■ EXERCISE INSTRUCTIONS: Without skipping anything, write out each record below exactly.

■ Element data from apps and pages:

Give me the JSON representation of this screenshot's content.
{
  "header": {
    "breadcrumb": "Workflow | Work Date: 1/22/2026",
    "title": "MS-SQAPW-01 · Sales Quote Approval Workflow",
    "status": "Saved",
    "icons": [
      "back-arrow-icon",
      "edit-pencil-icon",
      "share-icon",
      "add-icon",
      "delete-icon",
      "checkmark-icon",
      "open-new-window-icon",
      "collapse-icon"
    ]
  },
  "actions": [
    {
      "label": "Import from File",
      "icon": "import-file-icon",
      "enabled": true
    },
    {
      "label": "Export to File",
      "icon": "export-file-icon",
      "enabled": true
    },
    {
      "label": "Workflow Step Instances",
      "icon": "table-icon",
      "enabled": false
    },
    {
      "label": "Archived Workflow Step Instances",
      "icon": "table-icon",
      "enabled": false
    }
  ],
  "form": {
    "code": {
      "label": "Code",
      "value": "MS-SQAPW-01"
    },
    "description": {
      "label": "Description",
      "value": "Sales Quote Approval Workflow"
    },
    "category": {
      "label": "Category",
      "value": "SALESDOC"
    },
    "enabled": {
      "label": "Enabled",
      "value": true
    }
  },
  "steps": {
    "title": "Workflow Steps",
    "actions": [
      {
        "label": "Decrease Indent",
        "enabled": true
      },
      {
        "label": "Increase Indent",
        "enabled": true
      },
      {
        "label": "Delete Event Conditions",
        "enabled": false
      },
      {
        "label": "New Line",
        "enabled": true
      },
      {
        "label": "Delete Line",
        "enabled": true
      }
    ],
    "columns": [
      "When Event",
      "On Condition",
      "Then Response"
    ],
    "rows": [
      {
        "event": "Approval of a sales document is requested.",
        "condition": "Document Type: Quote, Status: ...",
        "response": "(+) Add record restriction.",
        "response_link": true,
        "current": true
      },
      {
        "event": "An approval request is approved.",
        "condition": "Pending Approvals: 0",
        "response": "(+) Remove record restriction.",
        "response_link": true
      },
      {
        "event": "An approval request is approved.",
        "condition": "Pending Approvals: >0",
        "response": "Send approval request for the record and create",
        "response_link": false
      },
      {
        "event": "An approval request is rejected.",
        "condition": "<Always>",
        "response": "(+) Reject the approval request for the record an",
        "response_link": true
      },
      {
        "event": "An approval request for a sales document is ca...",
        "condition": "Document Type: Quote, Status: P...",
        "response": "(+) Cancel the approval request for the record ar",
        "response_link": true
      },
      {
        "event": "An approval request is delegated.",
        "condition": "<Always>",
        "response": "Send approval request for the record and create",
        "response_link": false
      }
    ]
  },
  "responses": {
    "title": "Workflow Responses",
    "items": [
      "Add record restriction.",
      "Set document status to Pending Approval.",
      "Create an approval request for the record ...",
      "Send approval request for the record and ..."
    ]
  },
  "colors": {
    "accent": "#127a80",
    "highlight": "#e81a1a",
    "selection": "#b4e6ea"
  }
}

■ TASK SOLUTION:
Give me the JSON representation of this screenshot's content.
{
  "header": {
    "breadcrumb": "Workflow | Work Date: 1/22/2026",
    "title": "MS-SQAPW-01 · Sales Quote Approval Workflow",
    "status": "Saved",
    "icons": [
      "back-arrow-icon",
      "edit-pencil-icon",
      "share-icon",
      "add-icon",
      "delete-icon",
      "checkmark-icon",
      "open-new-window-icon",
      "collapse-icon"
    ]
  },
  "actions": [
    {
      "label": "Import from File",
      "icon": "import-file-icon",
      "enabled": true
    },
    {
      "label": "Export to File",
      "icon": "export-file-icon",
      "enabled": true
    },
    {
      "label": "Workflow Step Instances",
      "icon": "table-icon",
      "enabled": false
    },
    {
      "label": "Archived Workflow Step Instances",
      "icon": "table-icon",
      "enabled": false
    }
  ],
  "form": {
    "code": {
      "label": "Code",
      "value": "MS-SQAPW-01"
    },
    "description": {
      "label": "Description",
      "value": "Sales Quote Approval Workflow"
    },
    "category": {
      "label": "Category",
      "value": "SALESDOC"
    },
    "enabled": {
      "label": "Enabled",
      "value": true
    }
  },
  "steps": {
    "title": "Workflow Steps",
    "actions": [
      {
        "label": "Decrease Indent",
        "enabled": true
      },
      {
        "label": "Increase Indent",
        "enabled": true
      },
      {
        "label": "Delete Event Conditions",
        "enabled": false
      },
      {
        "label": "New Line",
        "enabled": true
      },
      {
        "label": "Delete Line",
        "enabled": true
      }
    ],
    "columns": [
      "When Event",
      "On Condition",
      "Then Response"
    ],
    "rows": [
      {
        "event": "Approval of a sales document is requested.",
        "condition": "Document Type: Quote, Status: ...",
        "response": "(+) Add record restriction.",
        "response_link": true,
        "current": true
      },
      {
        "event": "An approval request is approved.",
        "condition": "Pending Approvals: 0",
        "response": "(+) Remove record restriction.",
        "response_link": true
      },
      {
        "event": "An approval request is approved.",
        "condition": "Pending Approvals: >0",
        "response": "Send approval request for the record and create",
        "response_link": false
      },
      {
        "event": "An approval request is rejected.",
        "condition": "<Always>",
        "response": "(+) Reject the approval request for the record an",
        "response_link": true
      },
      {
        "event": "An approval request for a sales document is ca...",
        "condition": "Document Type: Quote, Status: P...",
        "response": "(+) Cancel the approval request for the record ar",
        "response_link": true
      },
      {
        "event": "An approval request is delegated.",
        "condition": "<Always>",
        "response": "Send approval request for the record and create",
        "response_link": false
      }
    ]
  },
  "responses": {
    "title": "Workflow Responses",
    "items": [
      "Add record restriction.",
      "Set document status to Pending Approval.",
      "Create an approval request for the record ...",
      "Send approval request for the record and ..."
    ]
  },
  "colors": {
    "accent": "#127a80",
    "highlight": "#e81a1a",
    "selection": "#b4e6ea"
  }
}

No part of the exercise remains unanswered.